Which of the lines in the data mention the string "found"? List them all.

Stored items
--- START ---

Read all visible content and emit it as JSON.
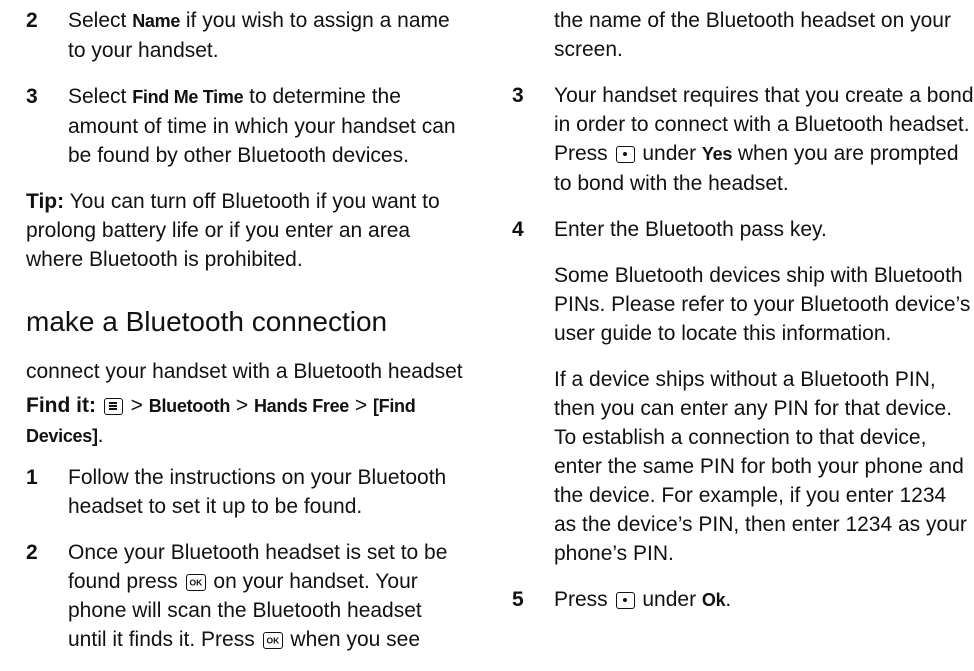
{
  "left": {
    "step2": {
      "num": "2",
      "pre": "Select ",
      "key": "Name",
      "post": " if you wish to assign a name to your handset."
    },
    "step3": {
      "num": "3",
      "pre": "Select ",
      "key": "Find Me Time",
      "post": " to determine the amount of time in which your handset can be found by other Bluetooth devices."
    },
    "tip": {
      "label": "Tip:",
      "text": " You can turn off Bluetooth if you want to prolong battery life or if you enter an area where Bluetooth is prohibited."
    },
    "section_title": "make a Bluetooth connection",
    "subsection_title": "connect your handset with a Bluetooth headset",
    "findit": {
      "label": "Find it:",
      "sep": " > ",
      "path1": "Bluetooth",
      "path2": "Hands Free",
      "path3": "[Find Devices]",
      "end": "."
    },
    "step1": {
      "num": "1",
      "text": "Follow the instructions on your Bluetooth headset to set it up to be found."
    },
    "step2b": {
      "num": "2",
      "part1": "Once your Bluetooth headset is set to be found press ",
      "part2": " on your handset. Your phone will scan the Bluetooth headset until it finds it. Press ",
      "part3": " when you see"
    }
  },
  "right": {
    "continuation": "the name of the Bluetooth headset on your screen.",
    "step3": {
      "num": "3",
      "part1": "Your handset requires that you create a bond in order to connect with a Bluetooth headset. Press ",
      "part2": " under ",
      "key": "Yes",
      "part3": " when you are prompted to bond with the headset."
    },
    "step4": {
      "num": "4",
      "text": "Enter the Bluetooth pass key."
    },
    "para1": "Some Bluetooth devices ship with Bluetooth PINs. Please refer to your Bluetooth device’s user guide to locate this information.",
    "para2": "If a device ships without a Bluetooth PIN, then you can enter any PIN for that device. To establish a connection to that device, enter the same PIN for both your phone and the device. For example, if you enter 1234 as the device’s PIN, then enter 1234 as your phone’s PIN.",
    "step5": {
      "num": "5",
      "part1": "Press ",
      "part2": " under ",
      "key": "Ok",
      "end": "."
    }
  }
}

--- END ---

REPLY:
      "post": " to determine the amount of time in which your handset can be found by other Bluetooth devices."
      "text": "Follow the instructions on your Bluetooth headset to set it up to be found."
      "part1": "Once your Bluetooth headset is set to be found press ",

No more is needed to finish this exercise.